Thursday, January 15, 2009

The Wind, the Words and the Meaning

On this day marking the anniversary of Martin Luther King, Jr.'s birthday, our campus marked the event by sharing his words. In the cold and wind, pairs of students and faculty members stood in highly traveled campus spaces and read from various speeches. My partner and I read the "Give Us the Ballot" address that was delivered at the Prayer Pilgrimage for Freedom on May 17th, 1957 in Washington, D.C.

As I stood in the Forum, the open air plaza overlooking the lake, throwing out his words to the wind and to any passersby who might listen, I was moved by the passion and compassion shown by this man. I was most touched by these thoughts that came near the end of the speech.
Go out with that faith today. Go back to your homes in the Southland to that faith, with that faith today. Go back to Philadelphia, to New York, to Detroit and Chicago with that faith today: that the universe is on our side in the struggle. Stand up for justice.

Sometimes it gets hard, but it is always difficult to get out of Egypt, for the Red Sea always stands before you with discouraging dimensions. And even after you've crossed the Red Sea, you have to move through a wilderness with prodigious hilltops of evil and gigantic mountains of opposition. But I say to you this afternoon: Keep moving. Let nothing slow you up. Move on with dignity and honor and respectability.
Despite the wind and the cold, I was happy to participate. I hope those who heard these words were touched in some way today. I know I was.

1 comment:

  1. Tricia, that's cool. I'm going to the library today to check out Tonya Bolden's biography of King.

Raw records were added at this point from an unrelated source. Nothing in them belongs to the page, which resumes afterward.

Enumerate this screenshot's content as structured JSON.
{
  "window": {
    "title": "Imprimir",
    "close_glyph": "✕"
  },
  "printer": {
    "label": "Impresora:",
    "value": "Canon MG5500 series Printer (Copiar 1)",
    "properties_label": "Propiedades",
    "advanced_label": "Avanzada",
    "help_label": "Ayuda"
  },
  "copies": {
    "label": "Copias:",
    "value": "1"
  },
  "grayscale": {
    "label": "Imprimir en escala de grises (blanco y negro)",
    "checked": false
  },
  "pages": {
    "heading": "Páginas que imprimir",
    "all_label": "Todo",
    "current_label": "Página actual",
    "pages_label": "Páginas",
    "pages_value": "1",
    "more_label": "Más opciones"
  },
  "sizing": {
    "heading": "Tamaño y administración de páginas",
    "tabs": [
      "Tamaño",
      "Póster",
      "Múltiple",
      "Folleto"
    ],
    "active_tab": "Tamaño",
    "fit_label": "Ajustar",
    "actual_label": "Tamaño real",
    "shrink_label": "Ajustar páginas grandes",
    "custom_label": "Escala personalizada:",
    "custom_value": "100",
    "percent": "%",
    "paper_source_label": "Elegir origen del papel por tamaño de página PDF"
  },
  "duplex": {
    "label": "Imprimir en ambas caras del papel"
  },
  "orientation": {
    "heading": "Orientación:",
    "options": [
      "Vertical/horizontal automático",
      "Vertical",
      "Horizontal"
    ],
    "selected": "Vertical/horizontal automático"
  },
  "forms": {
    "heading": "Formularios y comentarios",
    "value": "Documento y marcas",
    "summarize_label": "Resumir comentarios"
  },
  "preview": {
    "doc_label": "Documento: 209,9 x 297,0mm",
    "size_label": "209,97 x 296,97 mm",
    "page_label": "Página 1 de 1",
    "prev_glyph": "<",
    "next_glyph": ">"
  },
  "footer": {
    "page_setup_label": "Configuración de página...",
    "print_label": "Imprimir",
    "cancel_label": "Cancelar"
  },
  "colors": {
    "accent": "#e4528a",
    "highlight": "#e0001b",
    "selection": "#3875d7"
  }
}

    Have you read March On!, by King's sister, Christine? We read the picture book this week, and I thought it was very powerful. Definitely one of those picture books for older readers. Martin's Big Words is better for kindergarten and 1st graders.